→ **DATA TO USE**
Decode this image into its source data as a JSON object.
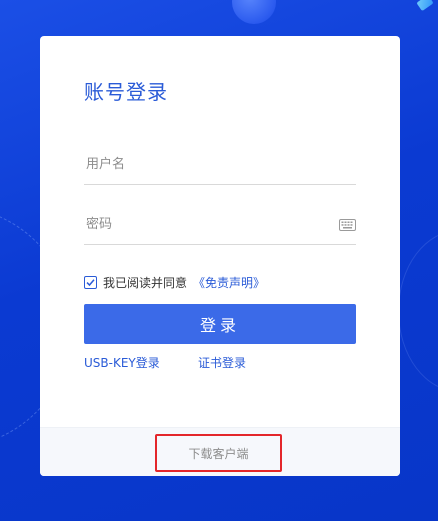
{
  "login": {
    "title": "账号登录",
    "username_placeholder": "用户名",
    "username_value": "",
    "password_placeholder": "密码",
    "password_value": "",
    "keyboard_icon": "keyboard-icon",
    "agree_checked": true,
    "agree_text": "我已阅读并同意",
    "agree_link": "《免责声明》",
    "submit_label": "登录",
    "usb_key_link": "USB-KEY登录",
    "cert_link": "证书登录",
    "download_label": "下载客户端"
  },
  "colors": {
    "background": "#0b3fd6",
    "accent": "#2a5bd7",
    "button": "#3b6ae8",
    "highlight_border": "#e3262b"
  }
}
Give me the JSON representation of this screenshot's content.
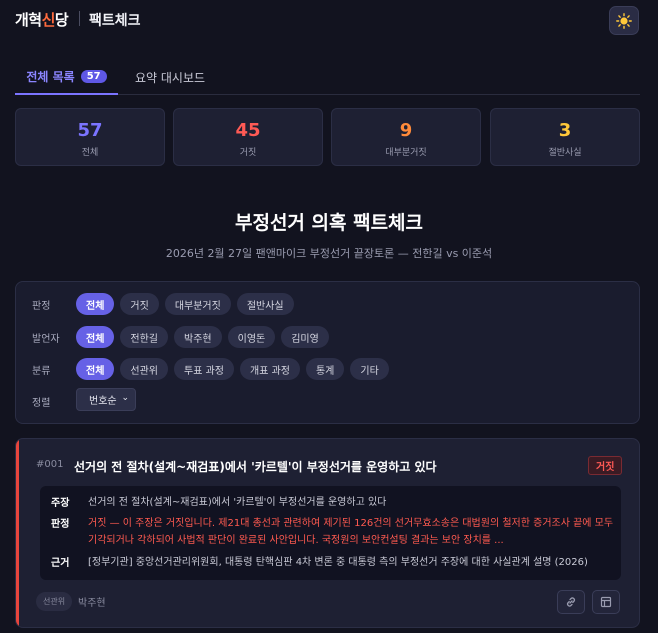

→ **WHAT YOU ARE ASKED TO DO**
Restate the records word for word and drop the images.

→ **TASK ANSWER**
Decode this image into its source data as a JSON object.
{
  "login": {
    "title": "账号登录",
    "username_placeholder": "用户名",
    "username_value": "",
    "password_placeholder": "密码",
    "password_value": "",
    "keyboard_icon": "keyboard-icon",
    "agree_checked": true,
    "agree_text": "我已阅读并同意",
    "agree_link": "《免责声明》",
    "submit_label": "登录",
    "usb_key_link": "USB-KEY登录",
    "cert_link": "证书登录",
    "download_label": "下载客户端"
  },
  "colors": {
    "background": "#0b3fd6",
    "accent": "#2a5bd7",
    "button": "#3b6ae8",
    "highlight_border": "#e3262b"
  }
}
Give me the JSON representation of this screenshot's content.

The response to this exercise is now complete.